Have her born on the first day of spring when day and night are equal lengths and the world is bursting with creativity.
Place her in a family that believes she is an airhead, mostly a dreamer. Have everyone constantly tell her, “Your head is in the clouds.” “What are you always thinking about?” “Join us here on earth” “You live in another world.”
This makes her a wonderer and as a writer there is nothing better to be than a wonderer.
Put that same child in a family that thinks she is a bit “strong willed” (which is just another word for stubborn). She will need this quality to continue to believe in make-believe.
Have her live with a very religious family (say, a family wherein the Dad is a preacher) that tells her all about God and Bible stories full of miracles. You see, miracles will make her believe that the world is malleable and full of possibilities. This is key to making up stories.
I mean, really, who gets to have their Dad baptize them in the River Jordan in Israel.
When she is twelve years old, make her move from the North to the South and then set her up for complete friendlessness. Make her go to a different school from 6th–10th grade, five years in a row, because she will eventually escape into books.
Give her a flowered diary with a key. Don’t try and read her diary, because she is just wrapping words around her world, and they don’t always make much sense. Really she hasn’t quite figured out the difference between lying and fiction.
(This is my real diary without the key—of course I lost the key)
Don’t give her anything to do during her childhood summers except wander forests, lakes and rivers. Let her only toy be a typewriter and art books. Let her only field trips be to the church or library (both of which harbor books of every kind).
Help her staple her “books” made of crooked pages and hand-colored covers.
Let her hide in Libraries but try really hard not to make fun of her for being a “bookworm,” because eventually she will own as many books as the library.
Make her go to five or six church services a week, because eventually she’ll stop listening and learn to daydream while it looks like she is paying attention.
Daydreaming is a fundamental skill for all writers.
Let her first love be fictional. For example: Ned Nickerson.
Don’t roll your eyes when she joins the Latin Club. There is no better place to fall in love with language than the Latin Club. There is no better place to fall in love with mythology. Stories built on stories. It is a wonder and a joy.
Pay for her to go to college in the south where she will meet the most wonderful people, and find a place where stories are more prolific than the truth. It is there that she will find “her people.”
Encourage her to be a nurse or doctor or almost any medical profession. She will then be a constant observer of the human condition and empathy will work its way into her words.
Make her get an advanced degree that requires writing a thesis, and not only a thesis, but one that will be published in the thrilling Neuroscience Nursing Magazine, gaining zero popularity among cool friends who read Vogue and Vanity Fair.
Nothing hones the value of “clarity” better than thesis writing.
After she is married, have her stay home with three children under five years old and have her read to them all the time. She will memorize Good Night Moon and Pat the Bunny, so when she asks her five-year old daughter what the daughter wants to be when she grows up, her daughter replies “a writer of books” and reminds the woman of her life-long dream to write.

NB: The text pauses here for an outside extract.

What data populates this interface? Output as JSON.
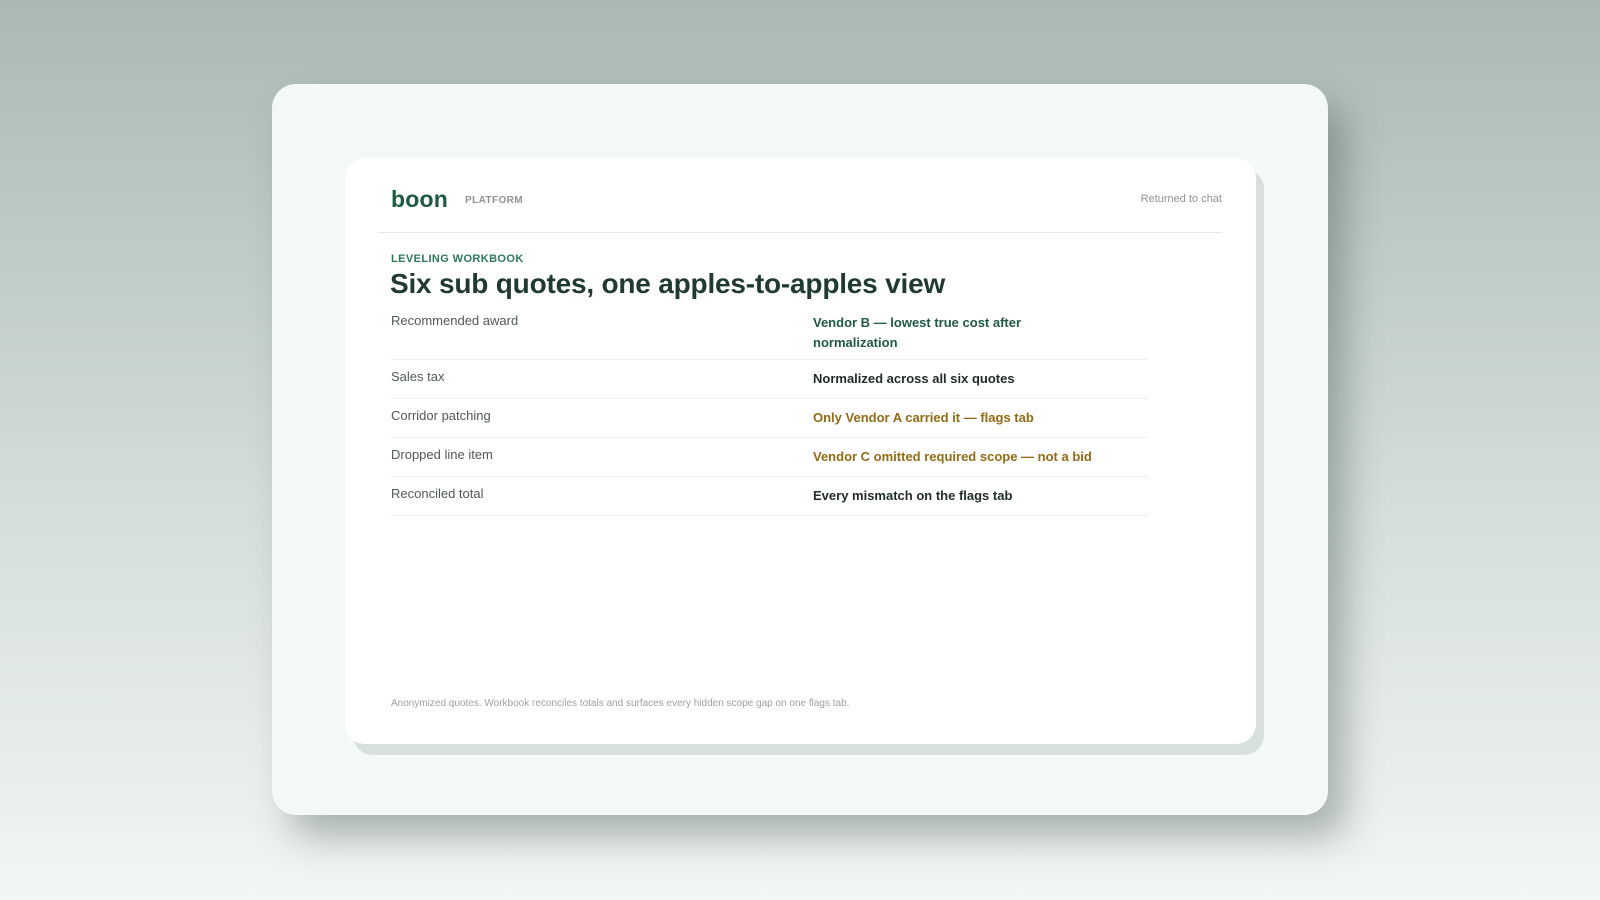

Watch in slight amusement as she becomes obsessed with the written word and story, taking classes, writing in the wee hours of the morning. Whisper to one another, “What is she doing?” until finally she looks up and announces, “I am a writer.”
Now that you’ve made this writer, fashioned her from the clay of loneliness and story-obsession, go to her parties and book signings. But mostly let her be a dreamer who often lives in another world. Love her for just who she is—a strong-willed wonderer.
Oh, and one more thing:
Now that she is an author, allow her to use small pieces of her life inside her fictional stories so that the novels aren’t “true” but hold some “truth.”